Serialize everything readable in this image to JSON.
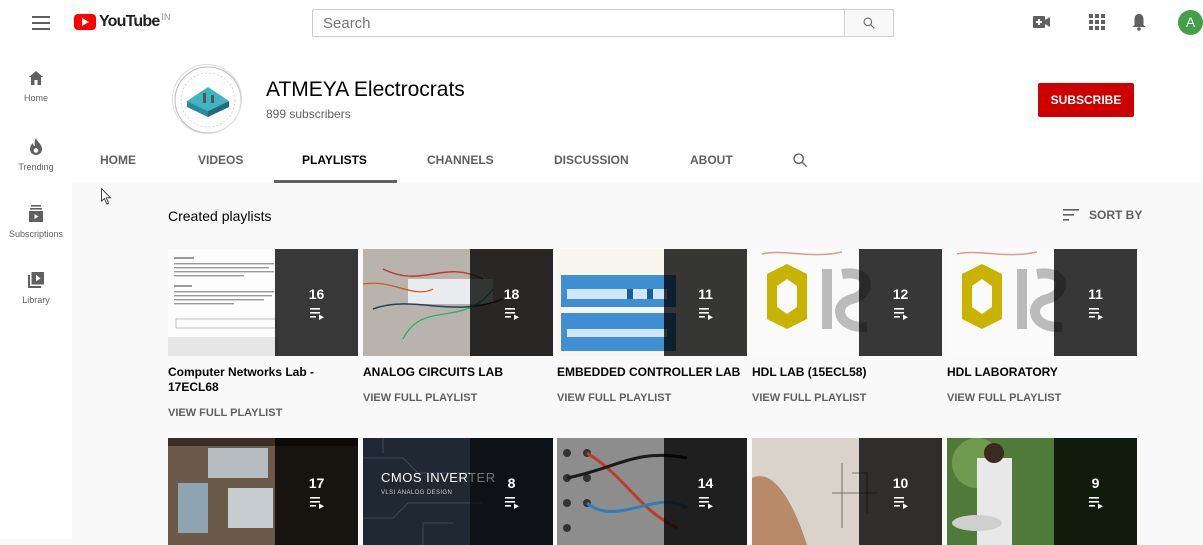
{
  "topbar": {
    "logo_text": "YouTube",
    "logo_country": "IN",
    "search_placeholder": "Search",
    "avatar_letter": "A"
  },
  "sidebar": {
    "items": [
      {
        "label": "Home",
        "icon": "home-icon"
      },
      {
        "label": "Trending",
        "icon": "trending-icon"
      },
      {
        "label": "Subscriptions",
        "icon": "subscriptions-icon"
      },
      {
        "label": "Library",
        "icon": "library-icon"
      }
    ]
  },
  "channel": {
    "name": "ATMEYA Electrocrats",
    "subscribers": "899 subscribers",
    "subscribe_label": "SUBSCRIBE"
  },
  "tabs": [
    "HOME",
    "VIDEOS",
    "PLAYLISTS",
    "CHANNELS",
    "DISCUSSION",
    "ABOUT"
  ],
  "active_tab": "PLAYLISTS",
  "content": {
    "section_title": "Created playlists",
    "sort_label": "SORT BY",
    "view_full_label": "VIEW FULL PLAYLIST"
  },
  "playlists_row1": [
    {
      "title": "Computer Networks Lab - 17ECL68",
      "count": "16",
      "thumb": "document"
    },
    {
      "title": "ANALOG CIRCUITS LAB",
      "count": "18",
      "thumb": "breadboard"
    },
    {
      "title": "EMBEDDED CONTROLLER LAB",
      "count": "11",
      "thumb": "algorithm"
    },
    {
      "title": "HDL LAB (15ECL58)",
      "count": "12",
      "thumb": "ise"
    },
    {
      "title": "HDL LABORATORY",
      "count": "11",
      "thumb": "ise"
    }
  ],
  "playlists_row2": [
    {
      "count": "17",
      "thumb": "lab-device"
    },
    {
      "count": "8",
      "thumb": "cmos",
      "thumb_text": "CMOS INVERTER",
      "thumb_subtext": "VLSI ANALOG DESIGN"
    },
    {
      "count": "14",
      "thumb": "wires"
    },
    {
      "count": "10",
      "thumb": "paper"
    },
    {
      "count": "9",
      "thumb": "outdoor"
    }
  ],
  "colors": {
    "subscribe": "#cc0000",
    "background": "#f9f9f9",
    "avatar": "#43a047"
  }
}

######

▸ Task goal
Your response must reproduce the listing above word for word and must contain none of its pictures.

▸ Task output
Serialize everything readable in this image to JSON.
{
  "topbar": {
    "logo_text": "YouTube",
    "logo_country": "IN",
    "search_placeholder": "Search",
    "avatar_letter": "A"
  },
  "sidebar": {
    "items": [
      {
        "label": "Home",
        "icon": "home-icon"
      },
      {
        "label": "Trending",
        "icon": "trending-icon"
      },
      {
        "label": "Subscriptions",
        "icon": "subscriptions-icon"
      },
      {
        "label": "Library",
        "icon": "library-icon"
      }
    ]
  },
  "channel": {
    "name": "ATMEYA Electrocrats",
    "subscribers": "899 subscribers",
    "subscribe_label": "SUBSCRIBE"
  },
  "tabs": [
    "HOME",
    "VIDEOS",
    "PLAYLISTS",
    "CHANNELS",
    "DISCUSSION",
    "ABOUT"
  ],
  "active_tab": "PLAYLISTS",
  "content": {
    "section_title": "Created playlists",
    "sort_label": "SORT BY",
    "view_full_label": "VIEW FULL PLAYLIST"
  },
  "playlists_row1": [
    {
      "title": "Computer Networks Lab - 17ECL68",
      "count": "16",
      "thumb": "document"
    },
    {
      "title": "ANALOG CIRCUITS LAB",
      "count": "18",
      "thumb": "breadboard"
    },
    {
      "title": "EMBEDDED CONTROLLER LAB",
      "count": "11",
      "thumb": "algorithm"
    },
    {
      "title": "HDL LAB (15ECL58)",
      "count": "12",
      "thumb": "ise"
    },
    {
      "title": "HDL LABORATORY",
      "count": "11",
      "thumb": "ise"
    }
  ],
  "playlists_row2": [
    {
      "count": "17",
      "thumb": "lab-device"
    },
    {
      "count": "8",
      "thumb": "cmos",
      "thumb_text": "CMOS INVERTER",
      "thumb_subtext": "VLSI ANALOG DESIGN"
    },
    {
      "count": "14",
      "thumb": "wires"
    },
    {
      "count": "10",
      "thumb": "paper"
    },
    {
      "count": "9",
      "thumb": "outdoor"
    }
  ],
  "colors": {
    "subscribe": "#cc0000",
    "background": "#f9f9f9",
    "avatar": "#43a047"
  }
}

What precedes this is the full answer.